The way that Legends’ levels are set out means that it’s almost inevitable that they build to a climactic finale, with the heroes low on health and the villain throwing everything they have got at them in the final arena. Victory feels hard-fought and worth celebrating, but often we’d get painfully close to the magical artefact at the end of the level before our final hero fell. One time we were literally inches away from the damn thing. From both sides, it’s tense and exciting. That four vs one dynamic is a winning formula (for 2K’s Evolve too).
For me, playing the villain was most rewarding. I figured out at one point that I could injure the heroes by raising wooden gates as they were walking over them, turning them into spike traps. The heroes quickly got wise to this, dancing warily around lowered gates, so I’d send enemies around behind them and cackle diabolically. I hid an artillery goblin behind a wall in a corner of the map, firing high-damage shots at the heroes for about four minutes before they found him and killed him. I lured the group into a dead end to stall for time, busying them with low-level goblins so that I could set up a more complex ambush nearer the exit. It was great. They barely survived long enough to get to the final showdown.
Fable Legends will need balance in its player-base. Being the villain is more involved than smacking things about with a sword; the 4:1 ratio assumes that most players will want to team up together rather than lay out traps and command goblins. If there’s no villain around, the game fills in for them, but that’s inevitably less challenging for the heroes. Before playing Legends I thought its problem might be that nobody would want to be the villain, but afterwards I’m wondering whether everybody will want to be the villain.
Lionhead has made a fun game, here, but one that relies entirely on groups of players bothering to make the most of it.

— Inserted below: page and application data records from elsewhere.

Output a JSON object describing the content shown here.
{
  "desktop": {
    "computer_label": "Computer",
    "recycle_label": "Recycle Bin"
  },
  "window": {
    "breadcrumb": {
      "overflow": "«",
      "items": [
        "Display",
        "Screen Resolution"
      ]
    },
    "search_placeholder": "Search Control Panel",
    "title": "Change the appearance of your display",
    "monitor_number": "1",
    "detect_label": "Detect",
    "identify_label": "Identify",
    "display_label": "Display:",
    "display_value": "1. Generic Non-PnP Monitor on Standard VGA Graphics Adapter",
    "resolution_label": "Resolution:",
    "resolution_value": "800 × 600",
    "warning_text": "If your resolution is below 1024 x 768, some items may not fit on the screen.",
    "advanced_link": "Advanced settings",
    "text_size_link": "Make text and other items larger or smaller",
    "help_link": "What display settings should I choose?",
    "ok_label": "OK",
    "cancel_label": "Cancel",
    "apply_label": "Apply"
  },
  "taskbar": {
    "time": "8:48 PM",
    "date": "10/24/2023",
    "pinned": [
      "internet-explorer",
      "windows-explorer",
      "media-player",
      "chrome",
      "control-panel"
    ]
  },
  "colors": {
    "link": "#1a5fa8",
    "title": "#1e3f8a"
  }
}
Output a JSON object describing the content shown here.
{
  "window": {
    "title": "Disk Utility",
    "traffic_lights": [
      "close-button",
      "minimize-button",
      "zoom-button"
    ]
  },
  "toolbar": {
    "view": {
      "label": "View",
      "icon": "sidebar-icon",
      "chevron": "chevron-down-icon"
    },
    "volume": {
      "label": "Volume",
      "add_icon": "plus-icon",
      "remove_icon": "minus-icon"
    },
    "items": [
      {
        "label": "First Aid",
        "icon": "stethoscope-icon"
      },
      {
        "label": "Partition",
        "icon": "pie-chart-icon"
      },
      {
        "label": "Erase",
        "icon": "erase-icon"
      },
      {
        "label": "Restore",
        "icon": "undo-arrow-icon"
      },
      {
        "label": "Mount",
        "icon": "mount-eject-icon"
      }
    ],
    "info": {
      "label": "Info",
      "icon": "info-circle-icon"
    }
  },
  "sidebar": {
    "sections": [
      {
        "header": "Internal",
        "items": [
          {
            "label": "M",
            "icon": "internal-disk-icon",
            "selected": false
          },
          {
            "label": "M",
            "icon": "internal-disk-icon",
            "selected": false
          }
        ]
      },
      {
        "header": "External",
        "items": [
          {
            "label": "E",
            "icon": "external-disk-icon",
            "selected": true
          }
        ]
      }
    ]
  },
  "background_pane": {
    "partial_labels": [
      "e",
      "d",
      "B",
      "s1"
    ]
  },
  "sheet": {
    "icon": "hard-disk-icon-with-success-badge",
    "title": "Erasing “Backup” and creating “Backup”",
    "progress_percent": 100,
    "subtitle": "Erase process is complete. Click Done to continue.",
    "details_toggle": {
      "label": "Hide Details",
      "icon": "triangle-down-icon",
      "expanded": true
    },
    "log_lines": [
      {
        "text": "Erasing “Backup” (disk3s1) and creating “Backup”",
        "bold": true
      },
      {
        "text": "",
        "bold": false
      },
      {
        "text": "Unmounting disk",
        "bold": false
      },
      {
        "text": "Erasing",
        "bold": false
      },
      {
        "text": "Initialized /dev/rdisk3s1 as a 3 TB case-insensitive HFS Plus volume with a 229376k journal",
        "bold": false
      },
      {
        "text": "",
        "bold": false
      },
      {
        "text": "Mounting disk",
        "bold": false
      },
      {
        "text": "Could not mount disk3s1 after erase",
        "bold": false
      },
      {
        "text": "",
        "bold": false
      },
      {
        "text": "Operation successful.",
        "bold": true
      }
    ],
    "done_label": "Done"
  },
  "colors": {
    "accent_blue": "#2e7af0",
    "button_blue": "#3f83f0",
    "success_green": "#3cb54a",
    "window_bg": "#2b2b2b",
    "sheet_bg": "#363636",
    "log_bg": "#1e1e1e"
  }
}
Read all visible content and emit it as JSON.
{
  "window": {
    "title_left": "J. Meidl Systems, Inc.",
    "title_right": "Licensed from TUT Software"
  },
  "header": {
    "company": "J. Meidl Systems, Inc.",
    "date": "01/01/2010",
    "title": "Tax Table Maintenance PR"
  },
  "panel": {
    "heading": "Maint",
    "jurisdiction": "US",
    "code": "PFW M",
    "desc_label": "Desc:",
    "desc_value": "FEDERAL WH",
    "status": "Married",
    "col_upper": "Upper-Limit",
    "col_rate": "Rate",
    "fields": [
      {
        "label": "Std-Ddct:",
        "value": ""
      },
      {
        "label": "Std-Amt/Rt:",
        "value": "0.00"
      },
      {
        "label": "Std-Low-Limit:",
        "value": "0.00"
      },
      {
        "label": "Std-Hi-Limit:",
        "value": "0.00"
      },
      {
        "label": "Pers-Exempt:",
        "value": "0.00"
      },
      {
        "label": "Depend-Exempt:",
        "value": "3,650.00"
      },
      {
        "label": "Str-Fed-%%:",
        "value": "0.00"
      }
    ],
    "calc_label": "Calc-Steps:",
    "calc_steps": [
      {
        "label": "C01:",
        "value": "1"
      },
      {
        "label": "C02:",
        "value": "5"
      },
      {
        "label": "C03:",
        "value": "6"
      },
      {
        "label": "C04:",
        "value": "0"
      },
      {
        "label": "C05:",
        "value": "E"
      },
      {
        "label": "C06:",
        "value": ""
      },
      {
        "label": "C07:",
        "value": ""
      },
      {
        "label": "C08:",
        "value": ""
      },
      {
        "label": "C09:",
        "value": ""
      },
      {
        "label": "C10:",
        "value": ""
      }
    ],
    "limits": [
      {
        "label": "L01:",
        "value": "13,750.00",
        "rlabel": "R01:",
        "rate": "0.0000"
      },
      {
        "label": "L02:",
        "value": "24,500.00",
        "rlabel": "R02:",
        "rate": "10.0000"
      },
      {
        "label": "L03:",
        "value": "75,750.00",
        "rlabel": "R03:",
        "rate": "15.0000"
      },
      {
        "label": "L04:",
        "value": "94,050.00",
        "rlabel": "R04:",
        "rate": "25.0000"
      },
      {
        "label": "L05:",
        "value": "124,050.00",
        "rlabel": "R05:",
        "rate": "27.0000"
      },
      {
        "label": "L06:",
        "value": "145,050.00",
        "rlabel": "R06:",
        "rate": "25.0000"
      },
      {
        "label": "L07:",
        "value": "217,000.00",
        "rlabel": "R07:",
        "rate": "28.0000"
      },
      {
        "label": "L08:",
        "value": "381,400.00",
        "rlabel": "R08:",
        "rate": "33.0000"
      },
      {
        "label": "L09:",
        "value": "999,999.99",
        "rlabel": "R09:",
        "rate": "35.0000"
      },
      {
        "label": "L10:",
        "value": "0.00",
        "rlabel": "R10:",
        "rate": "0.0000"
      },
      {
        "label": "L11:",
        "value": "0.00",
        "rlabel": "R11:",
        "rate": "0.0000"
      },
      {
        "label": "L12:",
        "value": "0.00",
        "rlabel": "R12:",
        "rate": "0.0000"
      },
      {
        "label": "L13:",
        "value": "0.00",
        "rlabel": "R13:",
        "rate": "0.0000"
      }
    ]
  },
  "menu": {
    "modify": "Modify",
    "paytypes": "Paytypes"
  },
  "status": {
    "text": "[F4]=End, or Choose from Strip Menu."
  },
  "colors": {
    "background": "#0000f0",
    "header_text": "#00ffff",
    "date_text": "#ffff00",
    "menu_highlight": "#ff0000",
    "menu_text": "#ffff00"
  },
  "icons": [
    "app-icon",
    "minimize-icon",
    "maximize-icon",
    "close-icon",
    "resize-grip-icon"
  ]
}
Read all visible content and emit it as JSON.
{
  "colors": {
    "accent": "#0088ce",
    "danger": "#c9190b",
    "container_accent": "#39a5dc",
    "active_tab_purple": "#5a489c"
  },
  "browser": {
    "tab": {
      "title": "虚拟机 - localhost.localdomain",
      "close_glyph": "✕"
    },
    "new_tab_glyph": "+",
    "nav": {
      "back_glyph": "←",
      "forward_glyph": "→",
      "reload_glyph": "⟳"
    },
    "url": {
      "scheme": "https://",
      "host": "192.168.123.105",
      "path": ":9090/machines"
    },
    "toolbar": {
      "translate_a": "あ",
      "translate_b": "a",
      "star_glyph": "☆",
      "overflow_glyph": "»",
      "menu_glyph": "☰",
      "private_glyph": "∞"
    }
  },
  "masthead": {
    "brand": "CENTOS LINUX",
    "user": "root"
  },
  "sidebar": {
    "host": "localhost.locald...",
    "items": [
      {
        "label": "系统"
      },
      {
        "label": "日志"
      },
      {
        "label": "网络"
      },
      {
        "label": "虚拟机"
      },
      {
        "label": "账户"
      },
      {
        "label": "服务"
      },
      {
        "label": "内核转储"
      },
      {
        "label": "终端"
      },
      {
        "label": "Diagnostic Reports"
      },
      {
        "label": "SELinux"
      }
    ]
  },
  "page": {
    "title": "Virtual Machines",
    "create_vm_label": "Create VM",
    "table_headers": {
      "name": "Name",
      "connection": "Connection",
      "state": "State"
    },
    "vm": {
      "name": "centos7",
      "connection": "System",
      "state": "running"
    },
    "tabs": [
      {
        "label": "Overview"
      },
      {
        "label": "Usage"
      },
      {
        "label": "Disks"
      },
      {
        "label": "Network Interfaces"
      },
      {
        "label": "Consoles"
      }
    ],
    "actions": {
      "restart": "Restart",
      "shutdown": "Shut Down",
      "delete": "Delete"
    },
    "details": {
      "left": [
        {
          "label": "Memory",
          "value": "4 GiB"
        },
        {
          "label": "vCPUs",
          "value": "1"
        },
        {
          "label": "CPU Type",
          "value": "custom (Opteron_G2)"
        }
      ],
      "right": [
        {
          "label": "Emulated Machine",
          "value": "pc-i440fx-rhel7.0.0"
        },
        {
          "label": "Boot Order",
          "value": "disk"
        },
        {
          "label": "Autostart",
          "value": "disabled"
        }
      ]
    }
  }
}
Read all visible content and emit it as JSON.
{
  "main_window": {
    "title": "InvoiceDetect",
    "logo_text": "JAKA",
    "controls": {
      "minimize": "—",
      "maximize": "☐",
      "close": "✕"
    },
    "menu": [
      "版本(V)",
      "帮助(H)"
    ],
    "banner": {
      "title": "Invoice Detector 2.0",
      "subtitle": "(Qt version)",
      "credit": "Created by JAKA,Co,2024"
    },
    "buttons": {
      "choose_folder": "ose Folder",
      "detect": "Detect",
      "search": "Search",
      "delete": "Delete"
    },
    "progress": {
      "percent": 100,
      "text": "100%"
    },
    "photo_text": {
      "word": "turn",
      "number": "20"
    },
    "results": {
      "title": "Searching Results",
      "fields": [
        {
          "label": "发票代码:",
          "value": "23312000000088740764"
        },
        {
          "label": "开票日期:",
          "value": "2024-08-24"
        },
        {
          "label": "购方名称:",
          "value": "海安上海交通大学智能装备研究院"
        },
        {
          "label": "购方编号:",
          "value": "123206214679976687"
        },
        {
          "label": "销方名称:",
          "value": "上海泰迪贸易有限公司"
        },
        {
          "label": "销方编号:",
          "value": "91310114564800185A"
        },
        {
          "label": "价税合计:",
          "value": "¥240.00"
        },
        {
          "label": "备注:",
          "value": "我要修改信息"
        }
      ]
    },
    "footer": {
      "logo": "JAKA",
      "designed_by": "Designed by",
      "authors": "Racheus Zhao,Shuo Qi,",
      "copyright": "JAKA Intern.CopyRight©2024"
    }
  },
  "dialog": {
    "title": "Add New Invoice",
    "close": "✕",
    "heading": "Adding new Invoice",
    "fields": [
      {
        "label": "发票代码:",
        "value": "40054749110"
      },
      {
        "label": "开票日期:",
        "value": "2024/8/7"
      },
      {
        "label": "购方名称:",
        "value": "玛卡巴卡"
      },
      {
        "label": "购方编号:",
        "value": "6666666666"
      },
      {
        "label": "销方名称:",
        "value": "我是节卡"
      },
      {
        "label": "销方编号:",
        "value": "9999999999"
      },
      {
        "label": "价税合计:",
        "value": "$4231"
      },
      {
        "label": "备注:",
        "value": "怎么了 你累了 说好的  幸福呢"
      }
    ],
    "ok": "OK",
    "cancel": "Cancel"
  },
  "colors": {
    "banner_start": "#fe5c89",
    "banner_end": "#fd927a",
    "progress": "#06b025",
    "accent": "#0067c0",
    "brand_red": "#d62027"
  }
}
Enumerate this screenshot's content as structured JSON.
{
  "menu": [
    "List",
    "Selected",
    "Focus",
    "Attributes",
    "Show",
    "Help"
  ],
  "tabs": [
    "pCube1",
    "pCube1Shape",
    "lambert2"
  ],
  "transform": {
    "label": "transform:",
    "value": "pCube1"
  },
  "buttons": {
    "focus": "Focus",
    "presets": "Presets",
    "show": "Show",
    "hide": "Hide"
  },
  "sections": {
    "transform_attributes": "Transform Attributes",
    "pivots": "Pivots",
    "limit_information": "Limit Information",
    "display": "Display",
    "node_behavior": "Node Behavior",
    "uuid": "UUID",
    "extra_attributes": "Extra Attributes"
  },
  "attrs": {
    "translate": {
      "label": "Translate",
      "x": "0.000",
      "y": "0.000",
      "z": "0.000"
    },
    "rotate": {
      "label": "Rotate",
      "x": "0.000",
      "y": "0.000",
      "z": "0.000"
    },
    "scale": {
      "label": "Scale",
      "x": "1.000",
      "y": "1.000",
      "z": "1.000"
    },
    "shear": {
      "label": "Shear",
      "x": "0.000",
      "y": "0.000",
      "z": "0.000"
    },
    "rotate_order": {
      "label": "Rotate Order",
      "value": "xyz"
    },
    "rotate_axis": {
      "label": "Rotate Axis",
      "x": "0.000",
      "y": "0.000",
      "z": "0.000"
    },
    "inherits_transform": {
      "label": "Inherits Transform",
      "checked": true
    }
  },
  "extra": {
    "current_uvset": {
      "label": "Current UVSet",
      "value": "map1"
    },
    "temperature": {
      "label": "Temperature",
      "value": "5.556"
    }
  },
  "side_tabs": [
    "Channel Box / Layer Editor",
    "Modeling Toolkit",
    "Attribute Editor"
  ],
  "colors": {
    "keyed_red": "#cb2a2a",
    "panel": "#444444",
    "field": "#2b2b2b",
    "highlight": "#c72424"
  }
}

Lionhead has made a fun game, here, but one that relies entirely on groups of players bothering to make the most of it. There’s a defined story woven through the individual missions — details are thin on the ground, but it seems like there’s one story that adapts slightly depending on which hero you’re playing — but it’s not the choice-and-consequence driven story that we’re used to seeing from Albion. Then again, Fable’s choice and consequence has always felt a little thin to me. It will be refreshing to play an authored story, with defined characters rather than a schizophrenic player who fights evil but has six different neglected wives scattered across the land.
I wasn’t convinced that Fable Legends would work. It’s based entirely around combat, after all, and I don’t think you’d find many people who thought that the combat was the best thing about Fable. But Legends’ combat is almost unrecognisable, entirely rebuilt around the idea of co-op, and meanwhile the things that were already great about Fable are here too: the lush green forests and tumbledown towns and spooky ruins of Albion, the characterful dialogue and personality, the fairytale ambience. Perhaps it’s because I wasn’t entirely expecting it to already be fun at this early stage, but I’m impressed by how well it’s coming together.